Morrisons takes fight to its rivals

Have your say

​Morrisons has landed a coup against its rivals by winning a lucrative new deal to supply fresh food to global online giant Amazon.

The big supermarket players have been quaking at the thought of Amazon stealing their customers by launching a version of its US Amazon Fresh service in the UK, but the online retailer has selected Morrisons as its partner instead of launching its own service.

The deal is expected to introduce wealthy Amazon Prime customers to Bradford-based Morrisons’ cut price fresh and frozen food offering.

Amazon Prime customers pay £79 a year to be a member of the club and are happy to pay a £2 tip to drivers when they deliver groceries.

However the service has been very limited, with customers buying store cupboard staples, toiletries and toilet rolls, rather than a full shop.

The Morrisons deal will kick off with Amazon Prime shoppers being able to buy hundreds of Morrisons fresh food products such as meat, fish and fresh fruit.

Morrisons made a late entrance to online and only has around three per cent of the UK online grocery market so it is bigger rivals Tesco, Sainsbury’s and Asda that are expected to be hit by Amazon’s entry into fresh food.

Morrisons’ chief executive David Potts said: “The combination of our fresh food expertise with Amazon’s online and logistics capability is compelling.”

The service will initially be available to Amazon Prime shoppers in London, Glasgow, Edinburgh, Birmingham, Bristol and Milton Keynes, which will extend Morrisons’ reach beyond its Northern heartlands.
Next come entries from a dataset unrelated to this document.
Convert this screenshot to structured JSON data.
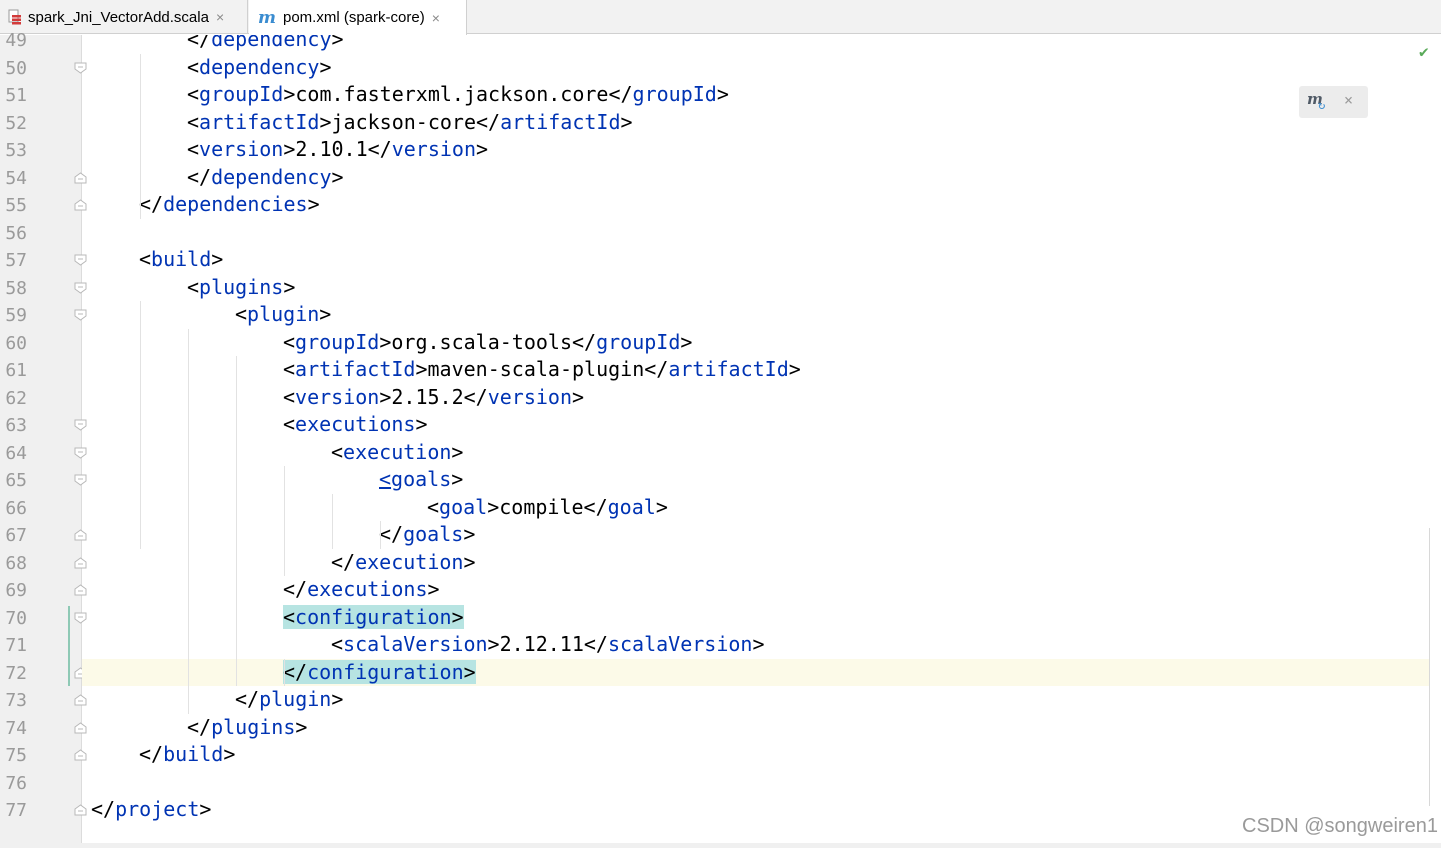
{
  "tabs": [
    {
      "label": "spark_Jni_VectorAdd.scala",
      "icon": "scala-file-icon",
      "active": false
    },
    {
      "label": "pom.xml (spark-core)",
      "icon": "maven-icon",
      "active": true
    }
  ],
  "tab_close_glyph": "×",
  "maven_glyph": "m",
  "lines": [
    {
      "n": "49",
      "indent": 2,
      "parts": [
        [
          "p",
          "</"
        ],
        [
          "t",
          "dependency"
        ],
        [
          "p",
          ">"
        ]
      ]
    },
    {
      "n": "50",
      "indent": 2,
      "parts": [
        [
          "p",
          "<"
        ],
        [
          "t",
          "dependency"
        ],
        [
          "p",
          ">"
        ]
      ]
    },
    {
      "n": "51",
      "indent": 2,
      "parts": [
        [
          "p",
          "<"
        ],
        [
          "t",
          "groupId"
        ],
        [
          "p",
          ">com.fasterxml.jackson.core</"
        ],
        [
          "t",
          "groupId"
        ],
        [
          "p",
          ">"
        ]
      ]
    },
    {
      "n": "52",
      "indent": 2,
      "parts": [
        [
          "p",
          "<"
        ],
        [
          "t",
          "artifactId"
        ],
        [
          "p",
          ">jackson-core</"
        ],
        [
          "t",
          "artifactId"
        ],
        [
          "p",
          ">"
        ]
      ]
    },
    {
      "n": "53",
      "indent": 2,
      "parts": [
        [
          "p",
          "<"
        ],
        [
          "t",
          "version"
        ],
        [
          "p",
          ">2.10.1</"
        ],
        [
          "t",
          "version"
        ],
        [
          "p",
          ">"
        ]
      ]
    },
    {
      "n": "54",
      "indent": 2,
      "parts": [
        [
          "p",
          "</"
        ],
        [
          "t",
          "dependency"
        ],
        [
          "p",
          ">"
        ]
      ]
    },
    {
      "n": "55",
      "indent": 1,
      "parts": [
        [
          "p",
          "</"
        ],
        [
          "t",
          "dependencies"
        ],
        [
          "p",
          ">"
        ]
      ]
    },
    {
      "n": "56",
      "indent": 0,
      "parts": []
    },
    {
      "n": "57",
      "indent": 1,
      "parts": [
        [
          "p",
          "<"
        ],
        [
          "t",
          "build"
        ],
        [
          "p",
          ">"
        ]
      ]
    },
    {
      "n": "58",
      "indent": 2,
      "parts": [
        [
          "p",
          "<"
        ],
        [
          "t",
          "plugins"
        ],
        [
          "p",
          ">"
        ]
      ]
    },
    {
      "n": "59",
      "indent": 3,
      "parts": [
        [
          "p",
          "<"
        ],
        [
          "t",
          "plugin"
        ],
        [
          "p",
          ">"
        ]
      ]
    },
    {
      "n": "60",
      "indent": 4,
      "parts": [
        [
          "p",
          "<"
        ],
        [
          "t",
          "groupId"
        ],
        [
          "p",
          ">org.scala-tools</"
        ],
        [
          "t",
          "groupId"
        ],
        [
          "p",
          ">"
        ]
      ]
    },
    {
      "n": "61",
      "indent": 4,
      "parts": [
        [
          "p",
          "<"
        ],
        [
          "t",
          "artifactId"
        ],
        [
          "p",
          ">maven-scala-plugin</"
        ],
        [
          "t",
          "artifactId"
        ],
        [
          "p",
          ">"
        ]
      ]
    },
    {
      "n": "62",
      "indent": 4,
      "parts": [
        [
          "p",
          "<"
        ],
        [
          "t",
          "version"
        ],
        [
          "p",
          ">2.15.2</"
        ],
        [
          "t",
          "version"
        ],
        [
          "p",
          ">"
        ]
      ]
    },
    {
      "n": "63",
      "indent": 4,
      "parts": [
        [
          "p",
          "<"
        ],
        [
          "t",
          "executions"
        ],
        [
          "p",
          ">"
        ]
      ]
    },
    {
      "n": "64",
      "indent": 5,
      "parts": [
        [
          "p",
          "<"
        ],
        [
          "t",
          "execution"
        ],
        [
          "p",
          ">"
        ]
      ]
    },
    {
      "n": "65",
      "indent": 6,
      "parts": [
        [
          "u",
          "<"
        ],
        [
          "t",
          "goals"
        ],
        [
          "p",
          ">"
        ]
      ]
    },
    {
      "n": "66",
      "indent": 7,
      "parts": [
        [
          "p",
          "<"
        ],
        [
          "t",
          "goal"
        ],
        [
          "p",
          ">compile</"
        ],
        [
          "t",
          "goal"
        ],
        [
          "p",
          ">"
        ]
      ]
    },
    {
      "n": "67",
      "indent": 6,
      "parts": [
        [
          "p",
          "</"
        ],
        [
          "t",
          "goals"
        ],
        [
          "p",
          ">"
        ]
      ]
    },
    {
      "n": "68",
      "indent": 5,
      "parts": [
        [
          "p",
          "</"
        ],
        [
          "t",
          "execution"
        ],
        [
          "p",
          ">"
        ]
      ]
    },
    {
      "n": "69",
      "indent": 4,
      "parts": [
        [
          "p",
          "</"
        ],
        [
          "t",
          "executions"
        ],
        [
          "p",
          ">"
        ]
      ]
    },
    {
      "n": "70",
      "indent": 4,
      "parts": [
        [
          "hp",
          "<"
        ],
        [
          "ht",
          "configuration"
        ],
        [
          "hp",
          ">"
        ]
      ]
    },
    {
      "n": "71",
      "indent": 5,
      "parts": [
        [
          "p",
          "<"
        ],
        [
          "t",
          "scalaVersion"
        ],
        [
          "p",
          ">2.12.11</"
        ],
        [
          "t",
          "scalaVersion"
        ],
        [
          "p",
          ">"
        ]
      ]
    },
    {
      "n": "72",
      "indent": 4,
      "current": true,
      "parts": [
        [
          "hp",
          "</"
        ],
        [
          "ht",
          "configuration"
        ],
        [
          "hp",
          ">"
        ]
      ]
    },
    {
      "n": "73",
      "indent": 3,
      "parts": [
        [
          "p",
          "</"
        ],
        [
          "t",
          "plugin"
        ],
        [
          "p",
          ">"
        ]
      ]
    },
    {
      "n": "74",
      "indent": 2,
      "parts": [
        [
          "p",
          "</"
        ],
        [
          "t",
          "plugins"
        ],
        [
          "p",
          ">"
        ]
      ]
    },
    {
      "n": "75",
      "indent": 1,
      "parts": [
        [
          "p",
          "</"
        ],
        [
          "t",
          "build"
        ],
        [
          "p",
          ">"
        ]
      ]
    },
    {
      "n": "76",
      "indent": 0,
      "parts": []
    },
    {
      "n": "77",
      "indent": 0,
      "parts": [
        [
          "p",
          "</"
        ],
        [
          "t",
          "project"
        ],
        [
          "p",
          ">"
        ]
      ]
    }
  ],
  "folds": {
    "start": [
      "50",
      "57",
      "58",
      "59",
      "63",
      "64",
      "65",
      "70"
    ],
    "end": [
      "54",
      "55",
      "67",
      "68",
      "69",
      "72",
      "73",
      "74",
      "75",
      "77"
    ]
  },
  "status": {
    "check_glyph": "✔"
  },
  "maven_popup": {
    "icon": "maven-reload-icon",
    "m_glyph": "m",
    "reload_glyph": "↻",
    "close_glyph": "×"
  },
  "watermark": "CSDN @songweiren1",
  "colors": {
    "tag": "#0033b3",
    "highlight": "#b7e4e2",
    "current_line": "#fcfae8",
    "gutter": "#f0f0f0"
  }
}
Amazon has plans to roll out the service to other cities.

Analyst Clive Black at Shore Capital said: “We see the tie-up with Amazon as being potentially quite inspired by David Potts, as it is highly complementary to the business in its current form. We have heard it said by some that Mr Potts may be more of a retailer than a strategist - such folk may need to think again.”
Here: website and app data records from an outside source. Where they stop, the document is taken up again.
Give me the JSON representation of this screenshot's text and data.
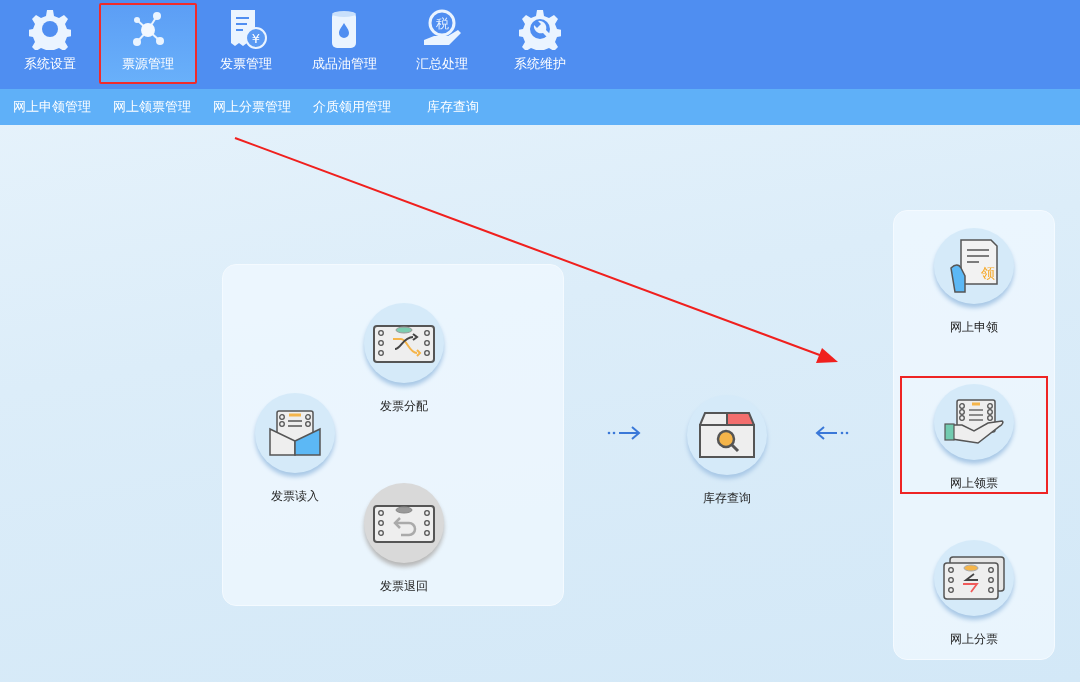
{
  "top_tabs": [
    {
      "label": "系统设置",
      "selected": false
    },
    {
      "label": "票源管理",
      "selected": true
    },
    {
      "label": "发票管理",
      "selected": false,
      "icon_text": "¥"
    },
    {
      "label": "成品油管理",
      "selected": false
    },
    {
      "label": "汇总处理",
      "selected": false,
      "icon_text": "税"
    },
    {
      "label": "系统维护",
      "selected": false
    }
  ],
  "sub_nav": [
    "网上申领管理",
    "网上领票管理",
    "网上分票管理",
    "介质领用管理",
    "库存查询"
  ],
  "invoice_group": [
    {
      "label": "发票分配",
      "disabled": false
    },
    {
      "label": "发票读入",
      "disabled": false
    },
    {
      "label": "发票退回",
      "disabled": true
    }
  ],
  "inventory": {
    "label": "库存查询"
  },
  "online_group": [
    {
      "label": "网上申领",
      "highlighted": false,
      "icon_text": "领"
    },
    {
      "label": "网上领票",
      "highlighted": true
    },
    {
      "label": "网上分票",
      "highlighted": false
    }
  ]
}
Mr Potts said “This is a low-risk and capital-light wholesale supply arrangement that demonstrates the opportunity we have to become a broader business.”

The deal will allow Morrisons to infiltrate the important London market where it currently only operates in the north of the capital.
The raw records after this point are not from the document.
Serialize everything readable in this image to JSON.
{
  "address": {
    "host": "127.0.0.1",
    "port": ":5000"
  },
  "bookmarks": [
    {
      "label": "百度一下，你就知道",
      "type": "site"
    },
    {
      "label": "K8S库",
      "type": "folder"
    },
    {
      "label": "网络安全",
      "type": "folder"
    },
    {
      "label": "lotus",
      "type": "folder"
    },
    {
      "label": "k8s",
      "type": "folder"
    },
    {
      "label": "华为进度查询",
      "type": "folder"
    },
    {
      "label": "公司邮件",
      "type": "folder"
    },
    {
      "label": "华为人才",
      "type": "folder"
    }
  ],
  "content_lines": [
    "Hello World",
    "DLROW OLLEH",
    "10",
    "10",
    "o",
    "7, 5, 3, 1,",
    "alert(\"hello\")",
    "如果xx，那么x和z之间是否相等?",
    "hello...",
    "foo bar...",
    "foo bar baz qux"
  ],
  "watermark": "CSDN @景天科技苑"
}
Analyst Bruno Monteyne at Bernstein said: “This deal fills an important hole for Amazon’s Prime Now service as the key component missing from that is fresh food.”

Other analysts said the deal will put pressure on Morrisons’ big three rivals.

John Ibbotson at Retail Vision said that Morrisons’ competitors “suddenly don’t look so big after all”.

“Tesco could soon be about to find out what it’s like to be David rather than Goliath,” he said.

“The only winner is the consumer. The big four are fighting back with click-and-collect, but who will want that if Amazon delivers to your door in one hour?​“

The tie-up boosted shares in Morrisons ​which rose six per cent to close up 11p at 199p.​

​​Retail analysts have long speculated that Amazon was gearing up to launch Amazon Fresh in Britain after it previously tested a small range of chilled and frozen items in the country.​

​​Morrisons, which has a smaller footprint in the more affluent areas of London and the south east of England than Tesco and Sainsbury’s, will have less to lose from Amazon’s entry into the market.

​Amazon launched delivery of fresh food in Seattle in 2007 and has moved to a handful of other US cities since then. Its expansion into food in the rest of the world has focused so far just on packaged goods due to the complexity of delivering fresh and frozen products.

Mr Monteyne at Bernstein said the deal means Amazon can now target every part of the retail sector - from the big weekly shop to the short trip to the local store to buy bread, milk and vegetables.

“Morrisons may feel that Amazon isn’t really a threat for its smaller stores in the North of England​,” he said.

“This would be a convenient divide-and conquer outcome where Amazon and Morrisons specialise where they are best and support each other mutually.”